There is no denying it: motherhood splits a woman’s life forever, into a before and an after. To this doubled life Lisa Catherine Harper brings a wealth of feeling and a wry sense of humor, a will to understand the emotional and biological transformations that motherhood entails, and a narrative gift that any reader will enjoy. Harper documents her own journey across this great divide as a seasoned explorer might, observing, researching, relating anecdotes and critical information. From late-night Lindy Hop dancing to crippling sciatica, morning sickness to indulgent meals, graduate seminars to sophisticated ultrasounds, Harper marries scientific details with intimate insights as she uncovers the fascinating strangeness of this remarkably familiar territory. Following Harper’s first pregnancy from conception to her daughter’s first word, A Double Life looks at how the biological facts of motherhood give rise to life-altering emotional and psychological changes. It shows us how motherhood transforms the female body, hijacks a woman’s mind, and splits her life in two, creating an identity both brand new and as old as time. It charts the passage from individual to incubator, from pregnancy, labor, and nursing to language acquisition, from coupledom to the complex reality of family life. Harper’s carefully researched story reminds us that motherhood’s central joys are also its most essential transformations. Watch a book trailer.

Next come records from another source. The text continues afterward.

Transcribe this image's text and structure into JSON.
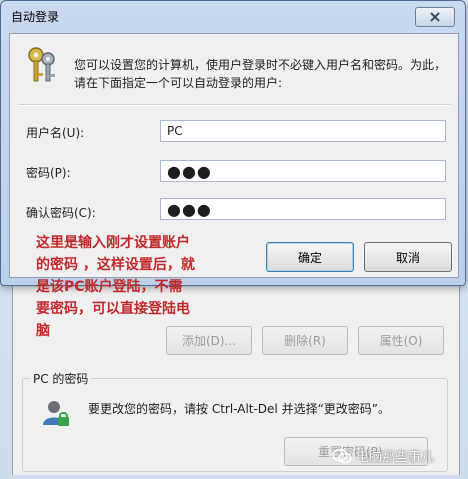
{
  "dialog": {
    "title": "自动登录",
    "description_line1": "您可以设置您的计算机，使用户登录时不必键入用户名和密码。为此，",
    "description_line2": "请在下面指定一个可以自动登录的用户:",
    "username_label": "用户名(U):",
    "username_value": "PC",
    "password_label": "密码(P):",
    "password_value": "●●●",
    "confirm_label": "确认密码(C):",
    "confirm_value": "●●●",
    "ok_label": "确定",
    "cancel_label": "取消"
  },
  "annotation": {
    "line1": "这里是输入刚才设置账户",
    "line2": "的密码 ，这样设置后，就",
    "line3": "是该PC账户登陆，不需",
    "line4": "要密码，可以直接登陆电",
    "line5": "脑"
  },
  "background": {
    "add_label": "添加(D)...",
    "delete_label": "删除(R)",
    "properties_label": "属性(O)",
    "group_title": "PC 的密码",
    "password_hint": "要更改您的密码，请按 Ctrl-Alt-Del 并选择“更改密码”。",
    "reset_label": "重置密码(P)..."
  },
  "watermark": "电脑那些事儿",
  "icons": {
    "dialog_icon": "keys-icon",
    "close_icon": "close-icon",
    "password_icon": "user-icon"
  },
  "colors": {
    "annotation": "#c0282a",
    "titlebar": "#c9d9ee"
  }
}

Drawing on extensive interviews and unpublished letters, as well as his own encounters with Mailer, this authoritative biography of the eminent novelist, journalist and controversial public figure chronicles his entire career and his self-conscious effort to create a distinctive identity for himself.
Living A Double Life is a true story about a forbidden love between two teenage girls. What started out as a friendship developed into something much more I felt something that I have never felt before and I was confused I had feelings for a girl?... But the thing that really confused me was that being upset over her felt so right. High School is hard enough; when you add in having feelings for another girl, forbidding parents, and college fast approaching life becomes much more than just a struggle Living A Double Life is the story of a relationship from the very beginning to the bitter end. Heartbreaking and rule bending this story of first love is the perfect read for teenagers and young adults alike. It is an insightful and inspiring glimpse into the ever changing lives of todays youth.

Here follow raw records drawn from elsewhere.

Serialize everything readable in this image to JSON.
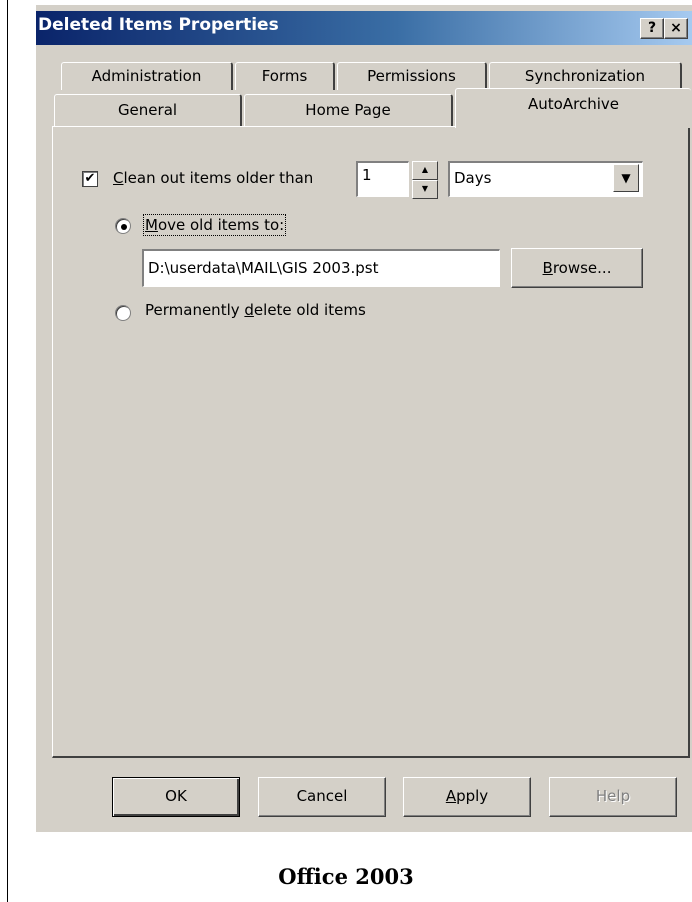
{
  "window": {
    "title": "Deleted Items Properties",
    "help_glyph": "?",
    "close_glyph": "×"
  },
  "tabs": {
    "row1": [
      "Administration",
      "Forms",
      "Permissions",
      "Synchronization"
    ],
    "row2": [
      "General",
      "Home Page",
      "AutoArchive"
    ],
    "active": "AutoArchive"
  },
  "autoarchive": {
    "clean_out_checked": true,
    "clean_out_label_accel": "C",
    "clean_out_label_rest": "lean out items older than",
    "age_value": "1",
    "age_unit": "Days",
    "move_selected": true,
    "move_label_accel": "M",
    "move_label_rest": "ove old items to:",
    "archive_path": "D:\\userdata\\MAIL\\GIS 2003.pst",
    "browse_accel": "B",
    "browse_rest": "rowse...",
    "delete_label_pre": "Permanently ",
    "delete_label_accel": "d",
    "delete_label_rest": "elete old items"
  },
  "buttons": {
    "ok": "OK",
    "cancel": "Cancel",
    "apply_accel": "A",
    "apply_rest": "pply",
    "help": "Help"
  },
  "caption": "Office 2003",
  "colors": {
    "title_start": "#0a246a",
    "title_end": "#a6caf0",
    "face": "#d4d0c8"
  }
}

Most of us don't live in neat conventional families but the myth of the nuclear family is extremely powerful. Bittman and Pixley analyse the facts and the myths of family life in the 1990s.
The life of Guy de Roumegouse is one of imposture, of playing roles, and of being constantly untrue to himself. In retirement in the south of France, he begins to write his memoirs, and in doing so confronts the betrayals and dislocations that have shaped and warped his life. At the heart of Guy's duplicity is the repression of his homosexuality during a time when the Vichy government controlled all in war-torn France. At an age when this young man was supposed to experience a sexual awakening, he instead went into hiding both physically and emotionally. This fictional memoir is elegantly crafted and told in a prose as cold and paradoxical as its narrator.